Problem to work on =
After removing every image, reproduce the data exactly as it appears.
───── Entries supplied
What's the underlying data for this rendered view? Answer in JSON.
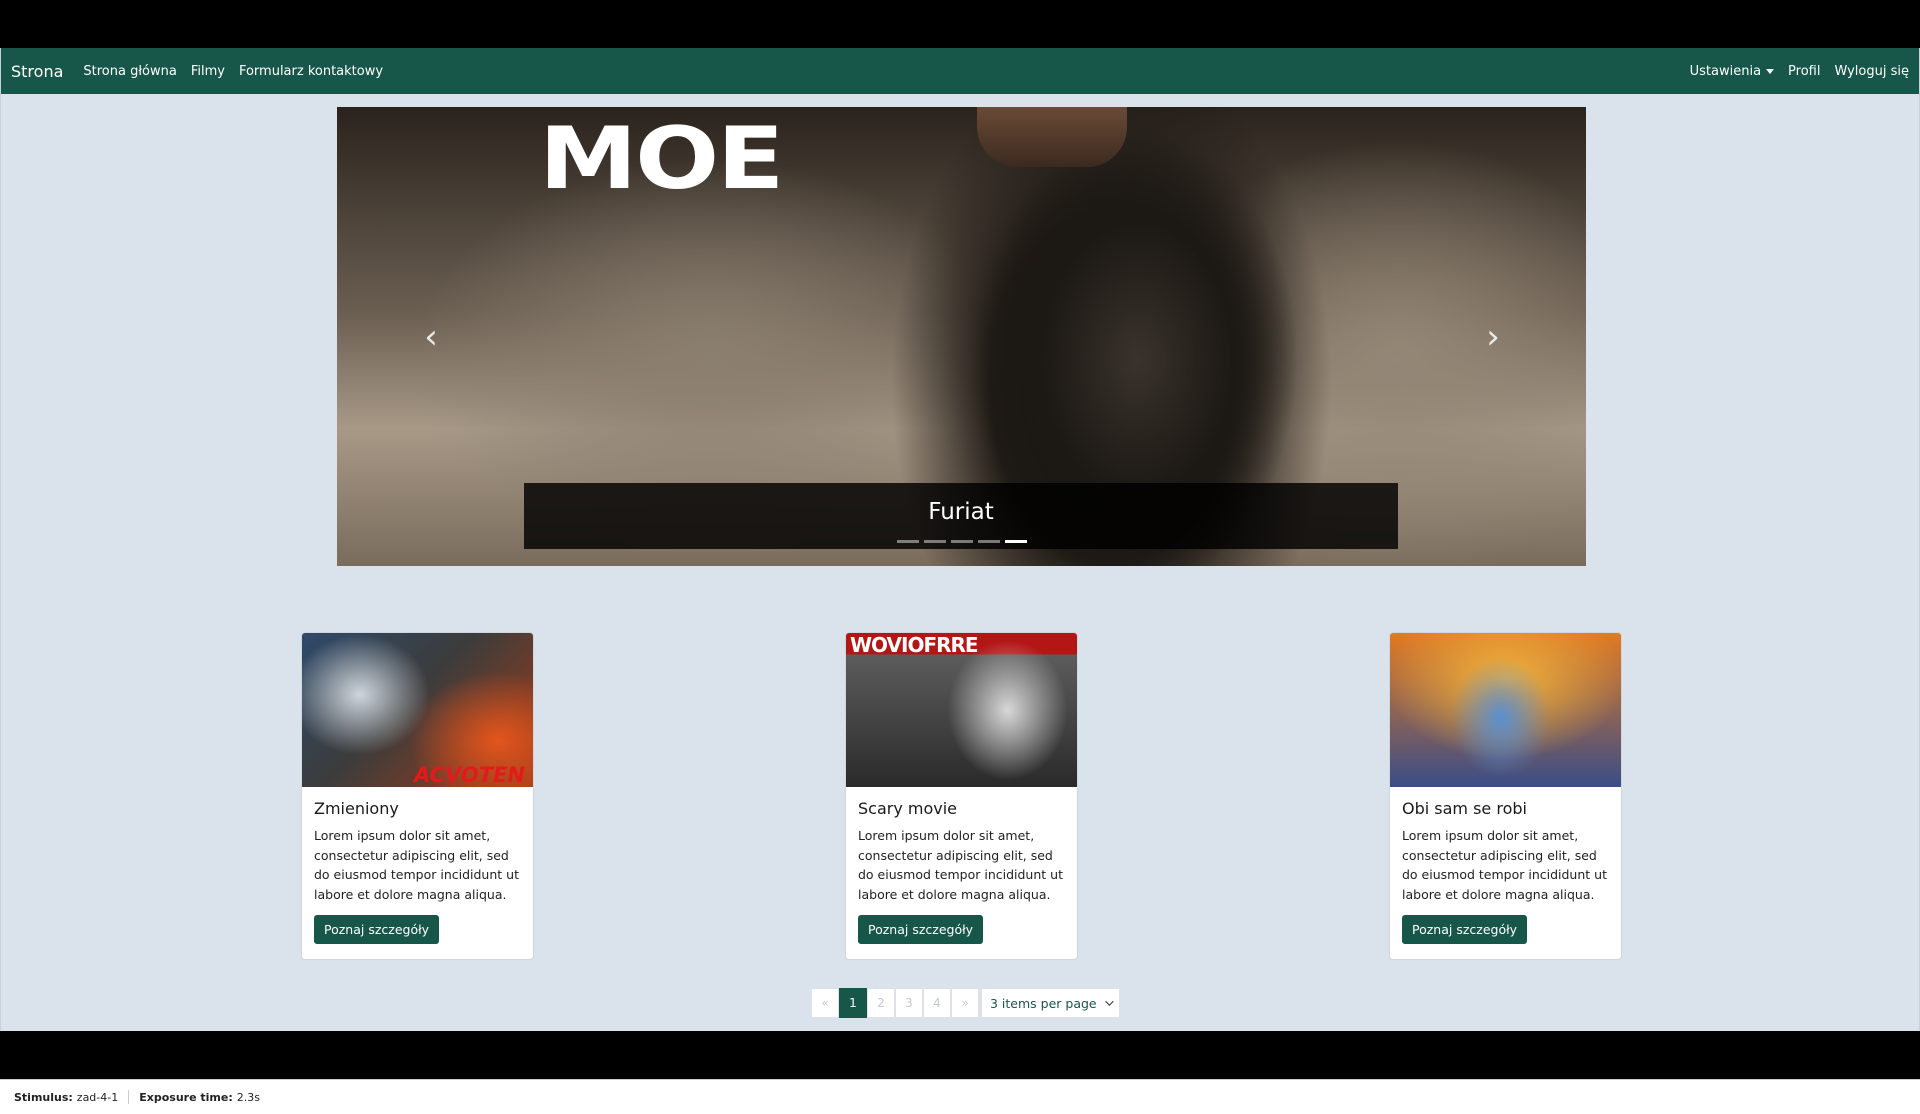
{
  "navbar": {
    "brand": "Strona",
    "links": [
      "Strona główna",
      "Filmy",
      "Formularz kontaktowy"
    ],
    "right": {
      "settings": "Ustawienia",
      "profile": "Profil",
      "logout": "Wyloguj się"
    }
  },
  "carousel": {
    "logo_text": "MOE",
    "caption": "Furiat",
    "prev_icon": "‹",
    "next_icon": "›",
    "indicator_count": 5,
    "active_indicator": 5
  },
  "cards": [
    {
      "title": "Zmieniony",
      "text": "Lorem ipsum dolor sit amet, consectetur adipiscing elit, sed do eiusmod tempor incididunt ut labore et dolore magna aliqua.",
      "button": "Poznaj szczegóły",
      "poster_text": "ACVOTEN"
    },
    {
      "title": "Scary movie",
      "text": "Lorem ipsum dolor sit amet, consectetur adipiscing elit, sed do eiusmod tempor incididunt ut labore et dolore magna aliqua.",
      "button": "Poznaj szczegóły",
      "poster_text": "WOVIOFRRE"
    },
    {
      "title": "Obi sam se robi",
      "text": "Lorem ipsum dolor sit amet, consectetur adipiscing elit, sed do eiusmod tempor incididunt ut labore et dolore magna aliqua.",
      "button": "Poznaj szczegóły",
      "poster_text": ""
    }
  ],
  "pagination": {
    "prev": "«",
    "pages": [
      "1",
      "2",
      "3",
      "4"
    ],
    "active_page": "1",
    "next": "»",
    "per_page": "3 items per page"
  },
  "status_bar": {
    "stimulus_label": "Stimulus:",
    "stimulus_value": "zad-4-1",
    "exposure_label": "Exposure time:",
    "exposure_value": "2.3s"
  },
  "colors": {
    "navbar": "#175749",
    "accent": "#175749",
    "page_bg": "#dae3ec"
  }
}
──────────
Written response =
What's the underlying data for this rendered view? Answer in JSON.
{
  "navbar": {
    "brand": "Strona",
    "links": [
      "Strona główna",
      "Filmy",
      "Formularz kontaktowy"
    ],
    "right": {
      "settings": "Ustawienia",
      "profile": "Profil",
      "logout": "Wyloguj się"
    }
  },
  "carousel": {
    "logo_text": "MOE",
    "caption": "Furiat",
    "prev_icon": "‹",
    "next_icon": "›",
    "indicator_count": 5,
    "active_indicator": 5
  },
  "cards": [
    {
      "title": "Zmieniony",
      "text": "Lorem ipsum dolor sit amet, consectetur adipiscing elit, sed do eiusmod tempor incididunt ut labore et dolore magna aliqua.",
      "button": "Poznaj szczegóły",
      "poster_text": "ACVOTEN"
    },
    {
      "title": "Scary movie",
      "text": "Lorem ipsum dolor sit amet, consectetur adipiscing elit, sed do eiusmod tempor incididunt ut labore et dolore magna aliqua.",
      "button": "Poznaj szczegóły",
      "poster_text": "WOVIOFRRE"
    },
    {
      "title": "Obi sam se robi",
      "text": "Lorem ipsum dolor sit amet, consectetur adipiscing elit, sed do eiusmod tempor incididunt ut labore et dolore magna aliqua.",
      "button": "Poznaj szczegóły",
      "poster_text": ""
    }
  ],
  "pagination": {
    "prev": "«",
    "pages": [
      "1",
      "2",
      "3",
      "4"
    ],
    "active_page": "1",
    "next": "»",
    "per_page": "3 items per page"
  },
  "status_bar": {
    "stimulus_label": "Stimulus:",
    "stimulus_value": "zad-4-1",
    "exposure_label": "Exposure time:",
    "exposure_value": "2.3s"
  },
  "colors": {
    "navbar": "#175749",
    "accent": "#175749",
    "page_bg": "#dae3ec"
  }
}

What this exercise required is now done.